● WORK TO COMPLETE
The answer should consist of all the entries, repeated word for word.

● STUDY MATERIAL
§
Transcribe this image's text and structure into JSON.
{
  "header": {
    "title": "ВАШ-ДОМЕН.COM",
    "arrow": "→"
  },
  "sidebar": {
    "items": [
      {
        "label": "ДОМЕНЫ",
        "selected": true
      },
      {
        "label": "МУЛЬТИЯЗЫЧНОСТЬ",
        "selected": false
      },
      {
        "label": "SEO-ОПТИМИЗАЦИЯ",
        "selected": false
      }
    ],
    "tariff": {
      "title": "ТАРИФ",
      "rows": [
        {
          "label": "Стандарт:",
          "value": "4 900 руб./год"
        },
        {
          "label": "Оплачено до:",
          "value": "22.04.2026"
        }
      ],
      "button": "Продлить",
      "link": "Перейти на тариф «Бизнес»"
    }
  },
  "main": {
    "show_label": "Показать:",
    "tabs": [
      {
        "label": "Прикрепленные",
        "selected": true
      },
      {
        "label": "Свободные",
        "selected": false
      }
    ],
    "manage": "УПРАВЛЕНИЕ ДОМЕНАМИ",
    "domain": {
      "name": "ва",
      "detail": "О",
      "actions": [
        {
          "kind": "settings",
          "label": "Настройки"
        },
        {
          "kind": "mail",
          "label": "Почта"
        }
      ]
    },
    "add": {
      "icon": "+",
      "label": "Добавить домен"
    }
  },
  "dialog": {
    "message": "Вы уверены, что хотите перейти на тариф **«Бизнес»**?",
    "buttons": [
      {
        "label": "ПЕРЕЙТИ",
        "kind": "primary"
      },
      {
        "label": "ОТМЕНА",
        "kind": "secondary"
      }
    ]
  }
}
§
● EXERCISE ANSWER
Transcribe this image's text and structure into JSON.
{
  "header": {
    "title": "ВАШ-ДОМЕН.COM",
    "arrow": "→"
  },
  "sidebar": {
    "items": [
      {
        "label": "ДОМЕНЫ",
        "selected": true
      },
      {
        "label": "МУЛЬТИЯЗЫЧНОСТЬ",
        "selected": false
      },
      {
        "label": "SEO-ОПТИМИЗАЦИЯ",
        "selected": false
      }
    ],
    "tariff": {
      "title": "ТАРИФ",
      "rows": [
        {
          "label": "Стандарт:",
          "value": "4 900 руб./год"
        },
        {
          "label": "Оплачено до:",
          "value": "22.04.2026"
        }
      ],
      "button": "Продлить",
      "link": "Перейти на тариф «Бизнес»"
    }
  },
  "main": {
    "show_label": "Показать:",
    "tabs": [
      {
        "label": "Прикрепленные",
        "selected": true
      },
      {
        "label": "Свободные",
        "selected": false
      }
    ],
    "manage": "УПРАВЛЕНИЕ ДОМЕНАМИ",
    "domain": {
      "name": "ва",
      "detail": "О",
      "actions": [
        {
          "kind": "settings",
          "label": "Настройки"
        },
        {
          "kind": "mail",
          "label": "Почта"
        }
      ]
    },
    "add": {
      "icon": "+",
      "label": "Добавить домен"
    }
  },
  "dialog": {
    "message": "Вы уверены, что хотите перейти на тариф **«Бизнес»**?",
    "buttons": [
      {
        "label": "ПЕРЕЙТИ",
        "kind": "primary"
      },
      {
        "label": "ОТМЕНА",
        "kind": "secondary"
      }
    ]
  }
}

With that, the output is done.